══ Data extracts ══
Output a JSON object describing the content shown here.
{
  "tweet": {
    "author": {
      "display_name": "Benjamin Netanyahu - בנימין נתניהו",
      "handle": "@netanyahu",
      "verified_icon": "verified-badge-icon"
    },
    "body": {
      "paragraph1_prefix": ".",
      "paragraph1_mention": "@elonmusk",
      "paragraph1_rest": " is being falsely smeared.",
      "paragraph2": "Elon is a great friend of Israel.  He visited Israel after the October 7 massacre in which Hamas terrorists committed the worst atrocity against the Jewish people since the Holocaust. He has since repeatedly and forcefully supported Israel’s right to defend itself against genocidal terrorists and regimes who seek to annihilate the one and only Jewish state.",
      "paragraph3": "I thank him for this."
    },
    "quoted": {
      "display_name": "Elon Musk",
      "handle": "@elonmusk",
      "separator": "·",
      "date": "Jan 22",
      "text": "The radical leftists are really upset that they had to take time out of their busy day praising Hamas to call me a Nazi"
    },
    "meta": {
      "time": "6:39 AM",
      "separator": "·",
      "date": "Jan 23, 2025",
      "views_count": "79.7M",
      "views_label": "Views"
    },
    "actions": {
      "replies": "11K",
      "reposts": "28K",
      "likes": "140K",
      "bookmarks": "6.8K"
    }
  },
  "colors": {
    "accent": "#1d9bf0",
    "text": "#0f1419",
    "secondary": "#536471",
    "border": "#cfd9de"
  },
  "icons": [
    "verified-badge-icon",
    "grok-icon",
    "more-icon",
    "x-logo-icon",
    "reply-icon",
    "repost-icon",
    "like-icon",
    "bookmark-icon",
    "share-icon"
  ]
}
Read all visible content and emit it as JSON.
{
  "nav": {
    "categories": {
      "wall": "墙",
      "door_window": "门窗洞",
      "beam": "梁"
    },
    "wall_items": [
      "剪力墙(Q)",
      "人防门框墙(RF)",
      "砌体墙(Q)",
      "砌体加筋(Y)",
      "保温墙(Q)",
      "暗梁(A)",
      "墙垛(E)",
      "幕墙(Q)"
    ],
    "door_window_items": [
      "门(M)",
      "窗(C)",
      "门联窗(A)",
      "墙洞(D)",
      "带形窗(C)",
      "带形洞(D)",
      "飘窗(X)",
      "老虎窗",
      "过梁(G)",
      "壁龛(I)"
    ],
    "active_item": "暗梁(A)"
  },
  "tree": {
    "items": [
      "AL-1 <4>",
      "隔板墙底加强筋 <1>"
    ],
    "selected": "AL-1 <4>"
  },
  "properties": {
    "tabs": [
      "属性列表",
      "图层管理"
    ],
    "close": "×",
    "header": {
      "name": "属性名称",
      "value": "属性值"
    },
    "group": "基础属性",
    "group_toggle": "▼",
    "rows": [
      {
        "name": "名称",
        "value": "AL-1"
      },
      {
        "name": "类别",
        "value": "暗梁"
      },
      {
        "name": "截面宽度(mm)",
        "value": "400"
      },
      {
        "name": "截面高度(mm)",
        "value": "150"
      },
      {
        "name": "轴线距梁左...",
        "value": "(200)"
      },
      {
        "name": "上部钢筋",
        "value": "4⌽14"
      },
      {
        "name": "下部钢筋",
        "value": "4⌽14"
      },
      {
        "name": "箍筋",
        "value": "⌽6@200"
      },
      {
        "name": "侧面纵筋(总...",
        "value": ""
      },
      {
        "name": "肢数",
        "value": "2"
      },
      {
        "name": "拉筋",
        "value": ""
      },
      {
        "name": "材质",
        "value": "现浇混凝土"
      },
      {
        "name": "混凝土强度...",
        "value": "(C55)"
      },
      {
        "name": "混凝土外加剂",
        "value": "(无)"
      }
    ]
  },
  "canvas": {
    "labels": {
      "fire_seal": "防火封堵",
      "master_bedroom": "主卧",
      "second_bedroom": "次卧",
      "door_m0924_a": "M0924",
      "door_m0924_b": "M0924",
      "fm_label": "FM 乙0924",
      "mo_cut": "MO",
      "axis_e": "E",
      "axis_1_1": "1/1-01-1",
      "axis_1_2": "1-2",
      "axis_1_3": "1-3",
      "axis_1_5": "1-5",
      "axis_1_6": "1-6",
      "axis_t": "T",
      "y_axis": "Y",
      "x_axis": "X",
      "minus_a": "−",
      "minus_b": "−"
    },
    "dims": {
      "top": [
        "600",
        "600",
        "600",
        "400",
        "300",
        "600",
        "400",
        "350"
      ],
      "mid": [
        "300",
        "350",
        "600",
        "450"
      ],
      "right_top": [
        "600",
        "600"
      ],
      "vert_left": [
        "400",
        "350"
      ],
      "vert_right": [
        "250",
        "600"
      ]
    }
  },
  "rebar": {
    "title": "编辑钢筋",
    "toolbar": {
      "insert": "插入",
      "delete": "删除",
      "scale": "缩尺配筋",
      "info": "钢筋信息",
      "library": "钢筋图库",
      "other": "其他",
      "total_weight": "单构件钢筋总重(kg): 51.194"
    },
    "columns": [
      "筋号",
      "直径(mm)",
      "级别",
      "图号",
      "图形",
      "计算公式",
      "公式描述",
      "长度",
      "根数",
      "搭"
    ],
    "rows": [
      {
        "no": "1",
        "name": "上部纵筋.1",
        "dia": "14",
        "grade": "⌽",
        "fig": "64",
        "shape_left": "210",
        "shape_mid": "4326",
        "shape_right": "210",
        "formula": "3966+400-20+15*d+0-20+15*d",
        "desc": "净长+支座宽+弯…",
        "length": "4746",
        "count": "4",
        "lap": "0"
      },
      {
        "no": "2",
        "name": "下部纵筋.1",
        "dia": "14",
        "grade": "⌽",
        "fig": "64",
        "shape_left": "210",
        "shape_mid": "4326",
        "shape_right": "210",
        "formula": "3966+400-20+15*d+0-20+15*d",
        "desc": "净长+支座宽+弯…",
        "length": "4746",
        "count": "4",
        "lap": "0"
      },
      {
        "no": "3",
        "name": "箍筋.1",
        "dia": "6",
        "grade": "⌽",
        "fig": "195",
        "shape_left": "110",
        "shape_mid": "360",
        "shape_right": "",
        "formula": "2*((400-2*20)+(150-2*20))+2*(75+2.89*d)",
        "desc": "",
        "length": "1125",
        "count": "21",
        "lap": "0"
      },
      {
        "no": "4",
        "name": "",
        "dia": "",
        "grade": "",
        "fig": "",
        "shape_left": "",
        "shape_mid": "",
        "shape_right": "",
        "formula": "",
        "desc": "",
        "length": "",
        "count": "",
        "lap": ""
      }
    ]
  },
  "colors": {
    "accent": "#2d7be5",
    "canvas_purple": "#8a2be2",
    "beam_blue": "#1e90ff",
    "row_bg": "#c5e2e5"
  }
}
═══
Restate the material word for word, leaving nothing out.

Output a JSON object describing the content shown here.
{
  "tweet": {
    "author": {
      "display_name": "Benjamin Netanyahu - בנימין נתניהו",
      "handle": "@netanyahu",
      "verified_icon": "verified-badge-icon"
    },
    "body": {
      "paragraph1_prefix": ".",
      "paragraph1_mention": "@elonmusk",
      "paragraph1_rest": " is being falsely smeared.",
      "paragraph2": "Elon is a great friend of Israel.  He visited Israel after the October 7 massacre in which Hamas terrorists committed the worst atrocity against the Jewish people since the Holocaust. He has since repeatedly and forcefully supported Israel’s right to defend itself against genocidal terrorists and regimes who seek to annihilate the one and only Jewish state.",
      "paragraph3": "I thank him for this."
    },
    "quoted": {
      "display_name": "Elon Musk",
      "handle": "@elonmusk",
      "separator": "·",
      "date": "Jan 22",
      "text": "The radical leftists are really upset that they had to take time out of their busy day praising Hamas to call me a Nazi"
    },
    "meta": {
      "time": "6:39 AM",
      "separator": "·",
      "date": "Jan 23, 2025",
      "views_count": "79.7M",
      "views_label": "Views"
    },
    "actions": {
      "replies": "11K",
      "reposts": "28K",
      "likes": "140K",
      "bookmarks": "6.8K"
    }
  },
  "colors": {
    "accent": "#1d9bf0",
    "text": "#0f1419",
    "secondary": "#536471",
    "border": "#cfd9de"
  },
  "icons": [
    "verified-badge-icon",
    "grok-icon",
    "more-icon",
    "x-logo-icon",
    "reply-icon",
    "repost-icon",
    "like-icon",
    "bookmark-icon",
    "share-icon"
  ]
}
Read all visible content and emit it as JSON.
{
  "nav": {
    "categories": {
      "wall": "墙",
      "door_window": "门窗洞",
      "beam": "梁"
    },
    "wall_items": [
      "剪力墙(Q)",
      "人防门框墙(RF)",
      "砌体墙(Q)",
      "砌体加筋(Y)",
      "保温墙(Q)",
      "暗梁(A)",
      "墙垛(E)",
      "幕墙(Q)"
    ],
    "door_window_items": [
      "门(M)",
      "窗(C)",
      "门联窗(A)",
      "墙洞(D)",
      "带形窗(C)",
      "带形洞(D)",
      "飘窗(X)",
      "老虎窗",
      "过梁(G)",
      "壁龛(I)"
    ],
    "active_item": "暗梁(A)"
  },
  "tree": {
    "items": [
      "AL-1 <4>",
      "隔板墙底加强筋 <1>"
    ],
    "selected": "AL-1 <4>"
  },
  "properties": {
    "tabs": [
      "属性列表",
      "图层管理"
    ],
    "close": "×",
    "header": {
      "name": "属性名称",
      "value": "属性值"
    },
    "group": "基础属性",
    "group_toggle": "▼",
    "rows": [
      {
        "name": "名称",
        "value": "AL-1"
      },
      {
        "name": "类别",
        "value": "暗梁"
      },
      {
        "name": "截面宽度(mm)",
        "value": "400"
      },
      {
        "name": "截面高度(mm)",
        "value": "150"
      },
      {
        "name": "轴线距梁左...",
        "value": "(200)"
      },
      {
        "name": "上部钢筋",
        "value": "4⌽14"
      },
      {
        "name": "下部钢筋",
        "value": "4⌽14"
      },
      {
        "name": "箍筋",
        "value": "⌽6@200"
      },
      {
        "name": "侧面纵筋(总...",
        "value": ""
      },
      {
        "name": "肢数",
        "value": "2"
      },
      {
        "name": "拉筋",
        "value": ""
      },
      {
        "name": "材质",
        "value": "现浇混凝土"
      },
      {
        "name": "混凝土强度...",
        "value": "(C55)"
      },
      {
        "name": "混凝土外加剂",
        "value": "(无)"
      }
    ]
  },
  "canvas": {
    "labels": {
      "fire_seal": "防火封堵",
      "master_bedroom": "主卧",
      "second_bedroom": "次卧",
      "door_m0924_a": "M0924",
      "door_m0924_b": "M0924",
      "fm_label": "FM 乙0924",
      "mo_cut": "MO",
      "axis_e": "E",
      "axis_1_1": "1/1-01-1",
      "axis_1_2": "1-2",
      "axis_1_3": "1-3",
      "axis_1_5": "1-5",
      "axis_1_6": "1-6",
      "axis_t": "T",
      "y_axis": "Y",
      "x_axis": "X",
      "minus_a": "−",
      "minus_b": "−"
    },
    "dims": {
      "top": [
        "600",
        "600",
        "600",
        "400",
        "300",
        "600",
        "400",
        "350"
      ],
      "mid": [
        "300",
        "350",
        "600",
        "450"
      ],
      "right_top": [
        "600",
        "600"
      ],
      "vert_left": [
        "400",
        "350"
      ],
      "vert_right": [
        "250",
        "600"
      ]
    }
  },
  "rebar": {
    "title": "编辑钢筋",
    "toolbar": {
      "insert": "插入",
      "delete": "删除",
      "scale": "缩尺配筋",
      "info": "钢筋信息",
      "library": "钢筋图库",
      "other": "其他",
      "total_weight": "单构件钢筋总重(kg): 51.194"
    },
    "columns": [
      "筋号",
      "直径(mm)",
      "级别",
      "图号",
      "图形",
      "计算公式",
      "公式描述",
      "长度",
      "根数",
      "搭"
    ],
    "rows": [
      {
        "no": "1",
        "name": "上部纵筋.1",
        "dia": "14",
        "grade": "⌽",
        "fig": "64",
        "shape_left": "210",
        "shape_mid": "4326",
        "shape_right": "210",
        "formula": "3966+400-20+15*d+0-20+15*d",
        "desc": "净长+支座宽+弯…",
        "length": "4746",
        "count": "4",
        "lap": "0"
      },
      {
        "no": "2",
        "name": "下部纵筋.1",
        "dia": "14",
        "grade": "⌽",
        "fig": "64",
        "shape_left": "210",
        "shape_mid": "4326",
        "shape_right": "210",
        "formula": "3966+400-20+15*d+0-20+15*d",
        "desc": "净长+支座宽+弯…",
        "length": "4746",
        "count": "4",
        "lap": "0"
      },
      {
        "no": "3",
        "name": "箍筋.1",
        "dia": "6",
        "grade": "⌽",
        "fig": "195",
        "shape_left": "110",
        "shape_mid": "360",
        "shape_right": "",
        "formula": "2*((400-2*20)+(150-2*20))+2*(75+2.89*d)",
        "desc": "",
        "length": "1125",
        "count": "21",
        "lap": "0"
      },
      {
        "no": "4",
        "name": "",
        "dia": "",
        "grade": "",
        "fig": "",
        "shape_left": "",
        "shape_mid": "",
        "shape_right": "",
        "formula": "",
        "desc": "",
        "length": "",
        "count": "",
        "lap": ""
      }
    ]
  },
  "colors": {
    "accent": "#2d7be5",
    "canvas_purple": "#8a2be2",
    "beam_blue": "#1e90ff",
    "row_bg": "#c5e2e5"
  }
}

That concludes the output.